Conservation

SAVING EARTH”S LARGEST FISHES

The Marine Megafauna Foundation is a non-profit organisation, created in 2009 to research and conserve the large populations of marine megafauna found along the Mozambican coastline. ‘Megafauna’ are large marine species such as sharks, rays, marine mammals and turtles. The Manta Ray & Whale Shark Research Centre is based at Casa Barry lodge, Tofo Beach, very close to Peri-Peri divers. Tofo is a major international hot-spot for both manta rays and whale sharks, making it the ideal place to conduct research of international importance. The research centre works closely with sponsors, international scientific collaborators, the marine tourism industry, conservation organisations and the Mozambican government to identify and solve the problems that manta rays and whale sharks face in Mozambique and worldwide, and aim to provide a sustainable future for the country.
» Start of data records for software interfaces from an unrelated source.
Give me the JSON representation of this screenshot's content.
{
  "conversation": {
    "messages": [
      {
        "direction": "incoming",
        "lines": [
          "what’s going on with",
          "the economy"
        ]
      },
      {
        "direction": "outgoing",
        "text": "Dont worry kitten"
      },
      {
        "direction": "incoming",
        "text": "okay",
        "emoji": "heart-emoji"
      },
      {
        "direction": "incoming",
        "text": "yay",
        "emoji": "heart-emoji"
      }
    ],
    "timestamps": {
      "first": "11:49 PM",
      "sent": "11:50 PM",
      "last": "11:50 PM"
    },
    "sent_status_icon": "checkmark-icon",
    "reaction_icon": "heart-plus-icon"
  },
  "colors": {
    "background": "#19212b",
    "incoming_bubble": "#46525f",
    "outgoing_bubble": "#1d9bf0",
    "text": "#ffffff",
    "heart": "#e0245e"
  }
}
TEAMWORK MAKES THE DREAM WORK

Peri-Peri Divers are a key sponsor of the Foundation, and are heavily involved in the work conducted at the research centre. Researchers from the Foundation often conduct work on board Peri-Peri’s dive boats collecting scientific data. This cooperation is an excellent example of how dive operators can work with scientists to help protect the marine environment we all love and want to sustain. This unique relationship between dive operator and research centre ensures customers are diving with a company who are determined to be sustainable and are passionate about protecting the marine environment. Having researchers on board Peri-Peri’s dive boats gives divers and snorkellers on ‘ocean safari’s’ a unique opportunity to see scientific research in action and the ability to talk with world experts who have dedicated their lives to studying these amazing charismatic species.
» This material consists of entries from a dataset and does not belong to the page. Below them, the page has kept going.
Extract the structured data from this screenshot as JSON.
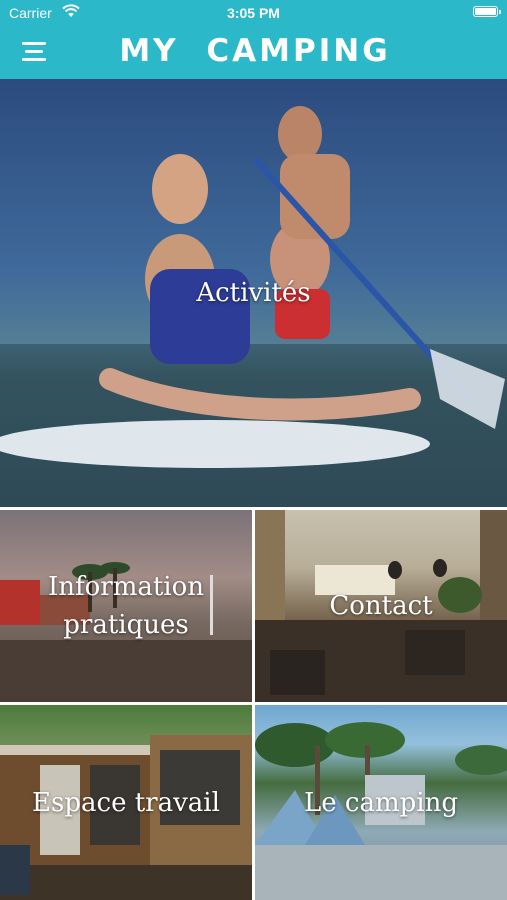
{
  "status_bar": {
    "carrier": "Carrier",
    "time": "3:05 PM"
  },
  "header": {
    "title": "MY CAMPING",
    "background": "#2bb8c9"
  },
  "tiles": [
    {
      "label": "Activités"
    },
    {
      "label_line1": "Information",
      "label_line2": "pratiques"
    },
    {
      "label": "Contact"
    },
    {
      "label": "Espace travail"
    },
    {
      "label": "Le camping"
    }
  ]
}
LEARN MORE

The Foundation hold three insightful public talks each week at Casa Barry Lodge, providing visitors the opportunity to learn about the marine life of Tofo from world experts in the field

  • Monday: Manta Rays, by Dr. Andrea Marshall
  • Wednesday: Whale Sharks, by Dr. Simon Pierce
  • Friday: Tofo’s marine life, by PhD Candidate Chris Rohner

GET INVOLVED!

As divers and snorkelers you can also actively contribute to the work conducted at the research centre and others worldwide. Each whale shark and manta ray has a spot pattern as unique as a human fingerprint. Photos of sharks and mantas can be used to identify individuals allowing scientists to estimate population size, structure and migration patterns. So no matter where you go in the world if there are whalesharks or manta rays you can help out! In order to take a useable photo of whalesharks it is important to follow some very basic guidelines which can be found at the following site: http://www.whaleshark.org/ Images can be uploaded to the same site and will be used by researchers worldwide to further their understanding of whale sharks. For mantas the foundation has a facebook group set up called: Manta Conservation East Africa-Photo Identifcation. There are basic instructions on the facebook page and you can upload your pictures straight to the group and the researchers at the Foundation will use those images to ID individuals.

SENIOR SCIENTISTS:

Dr. Andrea Marshall
Foundation Director
Lead Scientist – Manta Ray Research Program
Manta Ray & Whale Shark Research Centre
Email: andrea@marinemegafauna.org
Phone: +258 84 730 1190

Dr. Simon Pierce
Lead Scientist – Whale Shark Research Program
Manta Ray & Whale Shark Research Centre
Email: simon@marinemegafauna.org
Phone: +258 84 754 1320

Chris Rohner
PhD Candidate
Whale Shark Research Program
Manta Ray & Whale Shark Research Centre
Email: chris@marinemegafauna.org
Phone: +258 84 282 1091

OTHER MEMBERS OF OUR GROWING TEAM:

Guilherme Kodja
Director of Conservation
E‐mail: gui@marinemegafauna.org

Katie Hogg
Project Manager
Email: katie@marinemegafauna.org
Phone: +258 84 765 9311

Malcolm Warrack (Media Coordinator): wcubed@dbnmail.co.za
For more details please visit the Foundation’s website at www.marinemegafauna.org

A Nina Constable Film